## WORK TO COMPLETE
Once the pictures have been removed, repeat the remainder of the records exactly.

::: SOURCE MATERIAL :::

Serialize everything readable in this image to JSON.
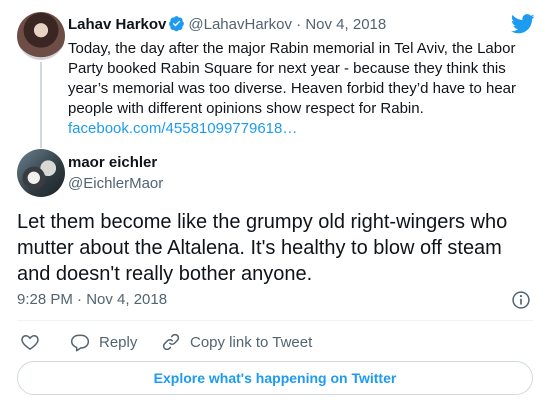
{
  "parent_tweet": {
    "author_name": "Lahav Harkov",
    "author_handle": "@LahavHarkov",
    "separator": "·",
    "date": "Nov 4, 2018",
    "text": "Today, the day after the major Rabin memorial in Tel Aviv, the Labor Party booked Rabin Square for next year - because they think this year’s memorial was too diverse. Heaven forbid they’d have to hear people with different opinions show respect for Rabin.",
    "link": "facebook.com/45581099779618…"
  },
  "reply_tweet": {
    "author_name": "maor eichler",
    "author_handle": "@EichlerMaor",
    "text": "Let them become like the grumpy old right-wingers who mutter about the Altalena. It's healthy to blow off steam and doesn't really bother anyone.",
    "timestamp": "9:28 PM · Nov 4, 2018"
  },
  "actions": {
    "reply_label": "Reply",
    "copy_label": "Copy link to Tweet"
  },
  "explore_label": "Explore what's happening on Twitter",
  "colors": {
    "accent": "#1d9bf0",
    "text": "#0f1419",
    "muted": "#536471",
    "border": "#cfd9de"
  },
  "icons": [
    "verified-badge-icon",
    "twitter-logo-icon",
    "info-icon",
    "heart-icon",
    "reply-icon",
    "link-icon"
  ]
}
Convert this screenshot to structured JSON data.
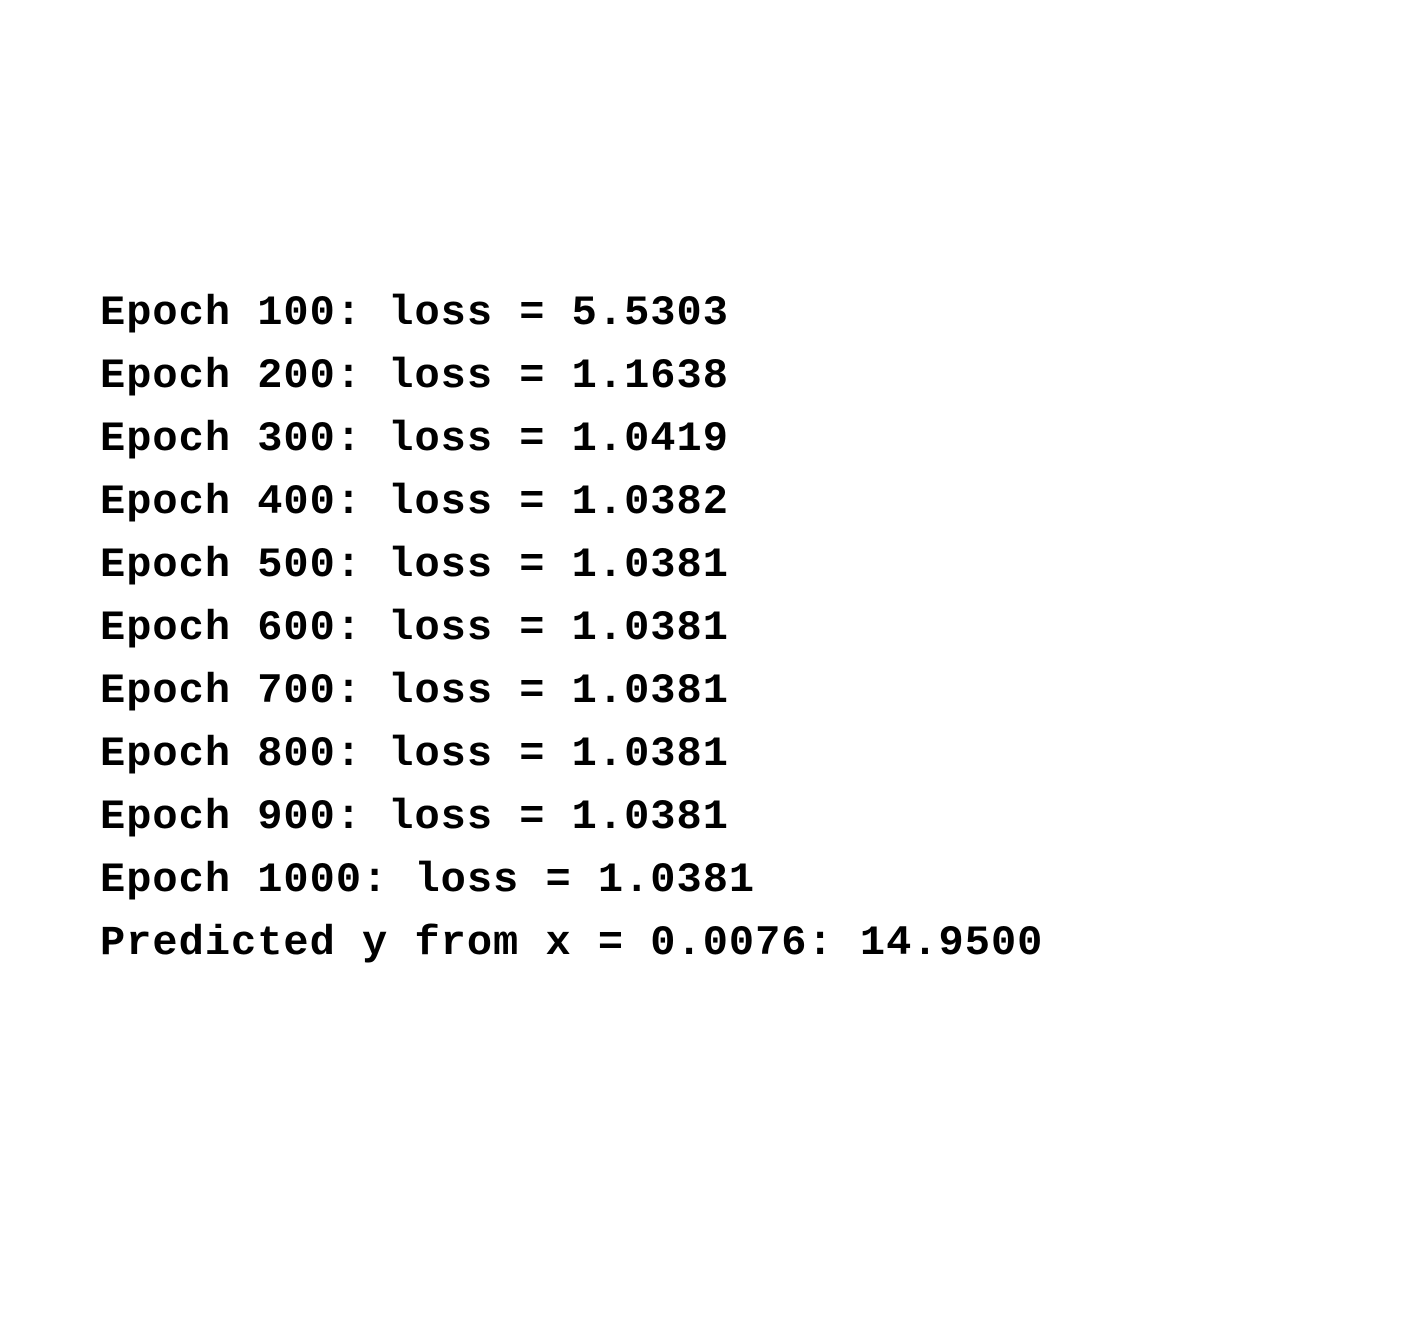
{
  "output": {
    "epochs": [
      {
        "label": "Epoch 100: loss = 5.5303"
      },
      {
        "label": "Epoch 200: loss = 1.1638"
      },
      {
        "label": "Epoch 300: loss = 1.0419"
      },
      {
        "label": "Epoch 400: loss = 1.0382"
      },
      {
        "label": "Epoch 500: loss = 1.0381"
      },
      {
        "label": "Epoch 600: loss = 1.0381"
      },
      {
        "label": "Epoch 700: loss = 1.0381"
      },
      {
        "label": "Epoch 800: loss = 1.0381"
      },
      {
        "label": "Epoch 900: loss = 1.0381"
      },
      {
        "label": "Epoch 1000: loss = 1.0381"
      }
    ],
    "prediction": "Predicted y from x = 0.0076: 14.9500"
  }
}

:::

## EXERCISE RESPONSE
Serialize everything readable in this image to JSON.
{
  "parent_tweet": {
    "author_name": "Lahav Harkov",
    "author_handle": "@LahavHarkov",
    "separator": "·",
    "date": "Nov 4, 2018",
    "text": "Today, the day after the major Rabin memorial in Tel Aviv, the Labor Party booked Rabin Square for next year - because they think this year’s memorial was too diverse. Heaven forbid they’d have to hear people with different opinions show respect for Rabin.",
    "link": "facebook.com/45581099779618…"
  },
  "reply_tweet": {
    "author_name": "maor eichler",
    "author_handle": "@EichlerMaor",
    "text": "Let them become like the grumpy old right-wingers who mutter about the Altalena. It's healthy to blow off steam and doesn't really bother anyone.",
    "timestamp": "9:28 PM · Nov 4, 2018"
  },
  "actions": {
    "reply_label": "Reply",
    "copy_label": "Copy link to Tweet"
  },
  "explore_label": "Explore what's happening on Twitter",
  "colors": {
    "accent": "#1d9bf0",
    "text": "#0f1419",
    "muted": "#536471",
    "border": "#cfd9de"
  },
  "icons": [
    "verified-badge-icon",
    "twitter-logo-icon",
    "info-icon",
    "heart-icon",
    "reply-icon",
    "link-icon"
  ]
}
Convert this screenshot to structured JSON data.
{
  "output": {
    "epochs": [
      {
        "label": "Epoch 100: loss = 5.5303"
      },
      {
        "label": "Epoch 200: loss = 1.1638"
      },
      {
        "label": "Epoch 300: loss = 1.0419"
      },
      {
        "label": "Epoch 400: loss = 1.0382"
      },
      {
        "label": "Epoch 500: loss = 1.0381"
      },
      {
        "label": "Epoch 600: loss = 1.0381"
      },
      {
        "label": "Epoch 700: loss = 1.0381"
      },
      {
        "label": "Epoch 800: loss = 1.0381"
      },
      {
        "label": "Epoch 900: loss = 1.0381"
      },
      {
        "label": "Epoch 1000: loss = 1.0381"
      }
    ],
    "prediction": "Predicted y from x = 0.0076: 14.9500"
  }
}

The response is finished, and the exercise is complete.